China — land of censorship — is lifting its ban on Facebook, Twitter, the New York Times and other sites that might be deemed “politically sensitive,” according to the South China Morning Post. But there’s a catch: It’s only doing so in Shanghai’s free-trade zone.
“If [foreigners] can’t get onto Facebook or read The New York Times, they may naturally wonder how special the free-trade zone is compared with the rest of China,” an anonymous government source told the Morning Post.
The country, which routinely censors and has reportedly deleted posts from homegrown social networks such as Weibo, is hoping to attract more foreign investors.
U.S. tech companies’ troubles in China related to that country’s policies are well-known: Years ago, Yahoo turned over email information to the government that resulted in the jailing of a journalist, and Google effectively pulled out of the China search market over censorship issues. Google also has accused China of hacking into Gmail, and Chairman Eric Schmidt has had some choice words for the nation.
Facebook and Twitter, which the Chinese government well knows have fueled and helped populist movements, have reportedly been banned there since 2009. (As we’ve written, the government has also blocked news outlets such as the New York Times when they write unflattering articles about Chinese politicians or the government.)

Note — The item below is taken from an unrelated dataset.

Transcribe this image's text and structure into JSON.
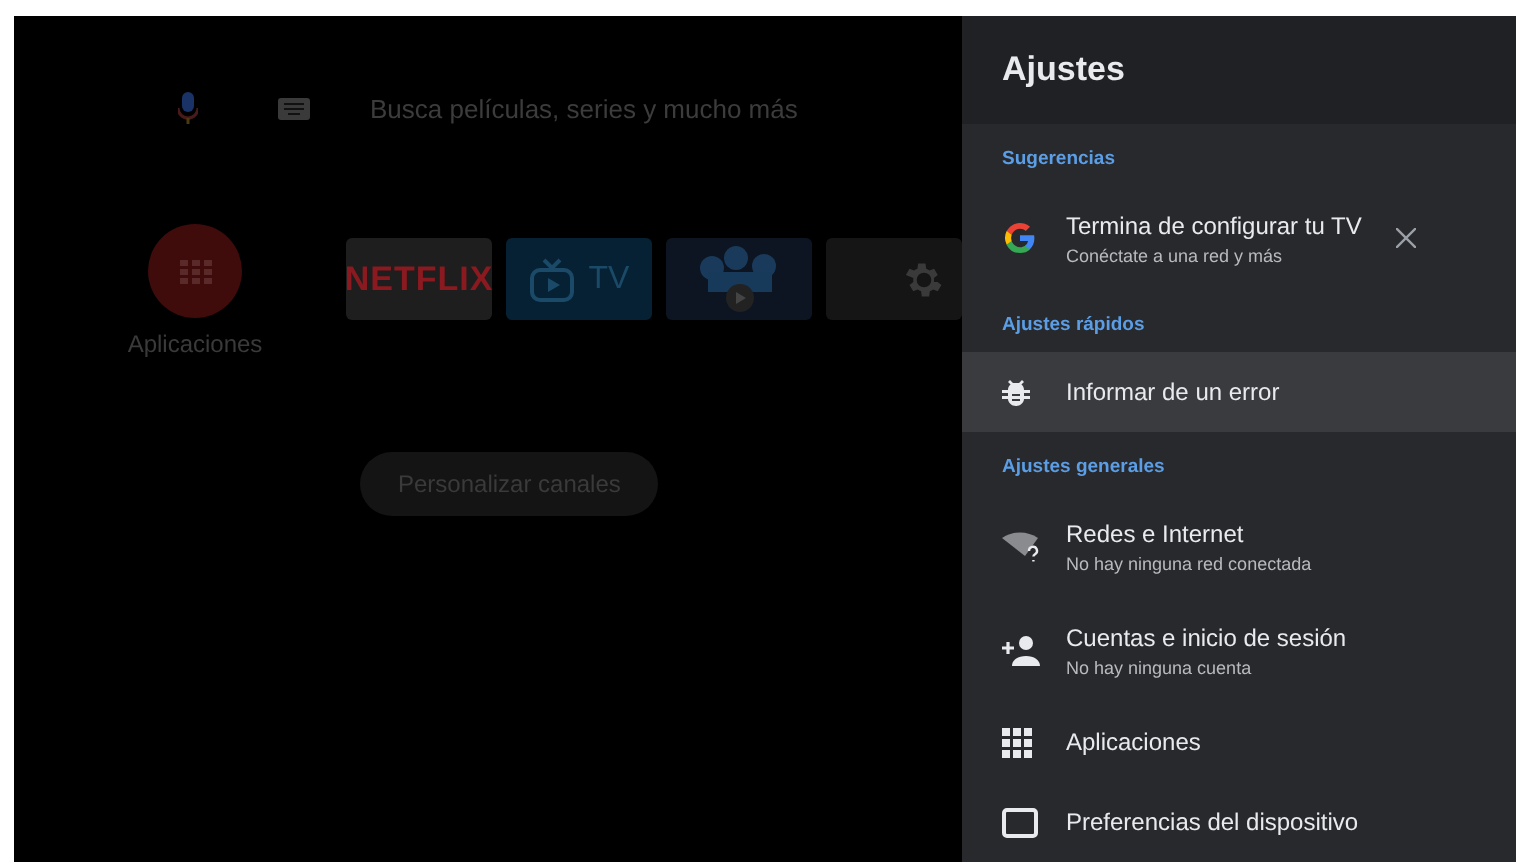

China’s huge population has been officially untapped by Facebook, which boasts more than 1 billion users worldwide. But the social network’s executives have visited the country, presumably to talk about that, among other things. As we mentioned, CEO Mark Zuckerberg visited China last year. COO Sheryl Sandberg was there just a couple of weeks ago, Brandon Bailey wrote for SiliconBeat, who noted that the “Lean In” author was quoted as saying “this is a country that understands that change needs to happen to make things better for the next generation.”
Photo: Laborers work Sept. 23 on a sign reading “China (Shanghai) Pilot Free Trade Zone” on a gate of Shanghai Waigaoqiao Free Trade Zone, before its formal launch Sept. 29. Access to Facebook, Twitter and other websites banned nationwide will be allowed in the zone, a Hong Kong newspaper has reported. (AFP/Getty Images)